« AnteriorContinuar »
A TAL É OF COUNTRY LIFE.
THE AUTHOR OF “AMY HERBERT. “IVORS,”
NEW YORK :
The first waking the next morning would have repaid me for double the pain I had suxcred since Rcger's absence. It was so wonderfully happy:: My nature was not, one to dwell long on future troubles, so I took the blessings brought by the present moment, and only felt thåt Roger was with me, and that for the time: alt :must go wen. . And my feeling was shared by every one in the house, Roger's return was like letting the light of the sun break in upon our sad household. William expanded, as it were, under its influence in a manner which was surpris ing to me; especially as he had a good deal to make him uncomfortable in other ways.

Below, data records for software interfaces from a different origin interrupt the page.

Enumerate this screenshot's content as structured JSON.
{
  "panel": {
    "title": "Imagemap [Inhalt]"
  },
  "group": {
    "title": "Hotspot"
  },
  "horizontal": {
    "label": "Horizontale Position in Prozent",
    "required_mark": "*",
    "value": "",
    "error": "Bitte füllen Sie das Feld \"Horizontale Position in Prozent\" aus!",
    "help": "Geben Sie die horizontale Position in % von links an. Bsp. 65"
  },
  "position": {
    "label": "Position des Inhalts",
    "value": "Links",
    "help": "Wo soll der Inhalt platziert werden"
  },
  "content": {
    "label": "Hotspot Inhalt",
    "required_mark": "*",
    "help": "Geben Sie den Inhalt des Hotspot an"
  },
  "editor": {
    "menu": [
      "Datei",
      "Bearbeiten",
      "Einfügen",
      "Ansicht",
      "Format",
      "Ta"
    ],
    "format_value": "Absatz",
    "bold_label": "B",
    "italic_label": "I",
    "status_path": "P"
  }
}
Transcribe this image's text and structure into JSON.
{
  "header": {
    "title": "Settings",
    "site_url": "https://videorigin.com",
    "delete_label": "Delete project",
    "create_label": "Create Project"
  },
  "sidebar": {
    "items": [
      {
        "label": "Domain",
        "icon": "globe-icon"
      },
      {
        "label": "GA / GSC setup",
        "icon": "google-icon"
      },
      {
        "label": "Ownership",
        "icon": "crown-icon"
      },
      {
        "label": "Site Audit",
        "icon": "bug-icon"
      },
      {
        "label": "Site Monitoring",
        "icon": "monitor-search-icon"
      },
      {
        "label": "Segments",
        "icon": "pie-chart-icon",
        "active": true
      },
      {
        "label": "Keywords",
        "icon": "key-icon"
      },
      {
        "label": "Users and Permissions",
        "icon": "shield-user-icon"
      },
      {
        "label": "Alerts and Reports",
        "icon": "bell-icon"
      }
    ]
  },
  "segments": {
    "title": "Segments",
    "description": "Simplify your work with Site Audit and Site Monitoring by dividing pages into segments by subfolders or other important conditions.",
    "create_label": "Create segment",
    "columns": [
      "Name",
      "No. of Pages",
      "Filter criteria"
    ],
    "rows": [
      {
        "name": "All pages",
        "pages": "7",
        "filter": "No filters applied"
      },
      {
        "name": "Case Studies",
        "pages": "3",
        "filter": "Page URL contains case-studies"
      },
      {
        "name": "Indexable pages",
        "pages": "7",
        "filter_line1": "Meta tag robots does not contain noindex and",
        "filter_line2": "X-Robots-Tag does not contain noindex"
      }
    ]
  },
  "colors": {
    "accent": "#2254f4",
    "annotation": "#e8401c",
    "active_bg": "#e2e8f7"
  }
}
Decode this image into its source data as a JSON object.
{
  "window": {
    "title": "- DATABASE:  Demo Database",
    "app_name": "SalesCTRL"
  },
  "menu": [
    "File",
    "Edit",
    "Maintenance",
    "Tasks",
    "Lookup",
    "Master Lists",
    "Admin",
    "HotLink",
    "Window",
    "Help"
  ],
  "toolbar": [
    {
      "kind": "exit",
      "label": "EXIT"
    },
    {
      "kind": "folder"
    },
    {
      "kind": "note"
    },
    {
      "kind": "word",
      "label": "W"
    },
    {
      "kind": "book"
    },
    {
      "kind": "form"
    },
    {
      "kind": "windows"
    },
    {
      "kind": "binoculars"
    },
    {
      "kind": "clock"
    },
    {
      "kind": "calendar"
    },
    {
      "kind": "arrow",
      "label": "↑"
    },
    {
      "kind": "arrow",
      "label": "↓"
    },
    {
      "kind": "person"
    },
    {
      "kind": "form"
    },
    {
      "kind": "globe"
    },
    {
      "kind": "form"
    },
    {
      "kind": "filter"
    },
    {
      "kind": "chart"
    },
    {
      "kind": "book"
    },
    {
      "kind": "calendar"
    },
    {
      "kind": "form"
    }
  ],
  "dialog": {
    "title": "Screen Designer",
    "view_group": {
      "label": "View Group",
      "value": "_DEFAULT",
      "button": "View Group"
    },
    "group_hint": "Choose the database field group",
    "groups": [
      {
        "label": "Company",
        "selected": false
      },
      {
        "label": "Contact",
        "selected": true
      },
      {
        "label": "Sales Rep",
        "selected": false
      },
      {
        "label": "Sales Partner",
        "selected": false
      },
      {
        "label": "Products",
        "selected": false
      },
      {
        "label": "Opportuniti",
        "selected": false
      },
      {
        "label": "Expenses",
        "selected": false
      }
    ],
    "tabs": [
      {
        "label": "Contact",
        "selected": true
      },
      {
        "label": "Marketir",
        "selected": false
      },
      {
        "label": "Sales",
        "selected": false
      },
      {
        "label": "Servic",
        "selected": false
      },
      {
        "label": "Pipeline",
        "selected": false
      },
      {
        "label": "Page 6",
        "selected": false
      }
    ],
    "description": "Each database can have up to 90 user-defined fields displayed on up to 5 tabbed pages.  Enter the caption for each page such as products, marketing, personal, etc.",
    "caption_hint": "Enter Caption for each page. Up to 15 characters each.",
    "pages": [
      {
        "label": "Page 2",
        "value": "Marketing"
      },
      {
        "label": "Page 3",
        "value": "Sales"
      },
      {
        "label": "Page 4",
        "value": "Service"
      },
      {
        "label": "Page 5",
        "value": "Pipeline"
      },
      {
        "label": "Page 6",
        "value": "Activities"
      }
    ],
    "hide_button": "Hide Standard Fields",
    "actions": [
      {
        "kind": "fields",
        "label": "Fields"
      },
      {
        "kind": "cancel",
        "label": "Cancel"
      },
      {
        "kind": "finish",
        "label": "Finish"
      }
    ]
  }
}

I mentioned that the evening of the wreck he came in shading his face from the light, and putting a handkerchief to his eyes. All that evening he complained of a shooting pain in them, and the next day they were very much inflamed. He had caught cold in them; for in consequence of being so silly as not to take a great-coat with him, he had no defence against the snow, and he had been exposed to it a long time. We forced him to send for the Compton doctor, but the lotion which was ordered did no good, and then he said he would see some one in Hove. Instead, however, of letting the doctor come to him, he would go into Hove himself on a day when there was a bitter wind blowing, and of course he returned worse than he went. These things were very vex atious, but I could talk out my troubles to Roger, and that was sufficient comfort to me for the time. The accounts from Hatton continued very indifferent.
Mrs. Morris kept
Transfer from Circ. Dopi.